EpiRomania (formerly ANBER), Romania
Project: EPI Caravanbringing education and medical services to people in rural and isolated areas
EpiRomania is the only association in Romania that focuses on the social aspects of epilepsy. The association was founded in 2001 and its first projects focused on creating support groups for people with epilepsy. Since 2003 the organization has been involved in advocacy campaigns focused on several problems that people with epilepsy face (lack of government funding for medication, driving issues, etc).
The year 2007 brings some big changes for the organization. Staff numbers are increasing to 7 as the organization launches its biggest project yet, the first epilepsy clinic in Romania EpiCenter (starting in May 2007). All current members of staff have at least 2 years experience in working with people with epilepsy.

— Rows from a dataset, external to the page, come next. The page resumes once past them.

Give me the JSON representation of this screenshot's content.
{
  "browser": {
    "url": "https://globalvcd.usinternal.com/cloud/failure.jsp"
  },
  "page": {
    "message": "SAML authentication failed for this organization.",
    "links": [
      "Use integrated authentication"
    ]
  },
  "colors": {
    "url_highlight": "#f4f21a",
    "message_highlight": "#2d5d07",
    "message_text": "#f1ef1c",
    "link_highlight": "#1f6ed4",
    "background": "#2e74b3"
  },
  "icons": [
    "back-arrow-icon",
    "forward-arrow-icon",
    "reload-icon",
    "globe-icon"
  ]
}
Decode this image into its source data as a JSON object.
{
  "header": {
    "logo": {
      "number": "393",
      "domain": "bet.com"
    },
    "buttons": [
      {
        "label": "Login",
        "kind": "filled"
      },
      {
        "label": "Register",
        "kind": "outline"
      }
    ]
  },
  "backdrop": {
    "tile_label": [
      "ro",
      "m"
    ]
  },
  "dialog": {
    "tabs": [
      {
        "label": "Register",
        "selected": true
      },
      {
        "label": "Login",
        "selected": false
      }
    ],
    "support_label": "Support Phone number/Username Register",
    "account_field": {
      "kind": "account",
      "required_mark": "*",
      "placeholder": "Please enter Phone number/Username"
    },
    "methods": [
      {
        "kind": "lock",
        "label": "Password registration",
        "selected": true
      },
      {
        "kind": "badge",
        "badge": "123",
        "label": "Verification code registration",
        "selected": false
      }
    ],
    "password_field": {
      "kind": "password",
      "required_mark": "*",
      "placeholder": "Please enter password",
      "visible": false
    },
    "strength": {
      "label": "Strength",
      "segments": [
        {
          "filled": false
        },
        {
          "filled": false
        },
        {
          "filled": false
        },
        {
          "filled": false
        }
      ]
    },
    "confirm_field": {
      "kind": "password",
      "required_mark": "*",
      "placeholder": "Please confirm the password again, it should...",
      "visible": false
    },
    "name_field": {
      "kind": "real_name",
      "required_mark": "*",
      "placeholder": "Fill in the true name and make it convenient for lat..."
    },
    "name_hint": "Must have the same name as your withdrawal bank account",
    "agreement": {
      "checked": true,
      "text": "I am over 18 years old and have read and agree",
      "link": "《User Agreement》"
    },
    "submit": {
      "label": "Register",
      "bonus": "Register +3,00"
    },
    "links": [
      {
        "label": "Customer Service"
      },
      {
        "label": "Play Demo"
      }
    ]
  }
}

In 2004 EpiRomania began its first large project designed for the rural areas in Cluj County. The project brought more valuable information about the problems of people with epilepsy and also about what could be done for them. Official data showed that only 55% of people with epilepsy receive some kind of treatment. EpiRomania has discovered that in the rural areas the prevalence of epilepsy is well below average and of those who are diagnosed and assumed to be under medical treatment, only some are actually under medication and also many are improperly treated (seizure frequency is very high). As for seizure control, this is not really an issue because in Romania most doctors only equate epilepsy with having seizures.
Knowing this information EpiRomania initiated several campaigns aimed at raising the level of knowledge about epilepsy in the rural areas with the greater goal of finding the missing 45% of people with epilepsy. In 2005 the association realized that its campaigns were only partially successful because people living in rural areas had great difficulties of access, meaning that they had to travel great distances in order to get to a neurologist, which is also quite costly, and sometimes, once they are there, they have to wait in line for several hours before actually having a consultation. EpiRomania decided that, instead of sending people to the doctor, the association would take a neurologist to a few villages to see how this would work. The results exceeded their most optimist expectancies. This is how EpiCaravan project was born.
Through this project EpiRomania aims to work in two great rural areas. These specific areas were chosen because the villages in these areas are quite remote, access to the neurologist is quite difficult and also, as far as it is known, these areas have never been approached with anything similar.
The target group is large, as the aims of the project are to screen for new cases, as well as to review older cases of epilepsy. EpiRomania noticed that in most rural areas, there are no diagnosed cases of partial seizures and suspect that this might be due to the fact that there is no one capable of recognizing such seizures.
EpiRomania expects the impact of the project to be a positive one. It expects mainly two things: discovering new cases of undiagnosed epilepsy and realizing more accurate diagnosis and reducing seizure frequency in already diagnosed cases.
Many challenges are also expected. Stigma is quite powerful and even more so in the rural areas and the association has to rely to a certain extent on collaboration with key persons who live or work in those communities (teachers, GPs, priests) in order to screen for new cases. Those people might not always be willing to help. However, EpiRomania believes that with proper motivation it can convince people to become involved in this initiative. Also, previous experience with similar projects shows that this kind of activity can succeed.
The main goal of this project is to explore remote villages in a specific area and to give medical services to people with epilepsy living in those communities.
The objectives are:
- to screen for new cases
- to give on site consultations in order to review older cases
- to educate the community about issues related to epilepsy in order to reduce stigma and to facilitate social integration of people with epilepsy living in those communities.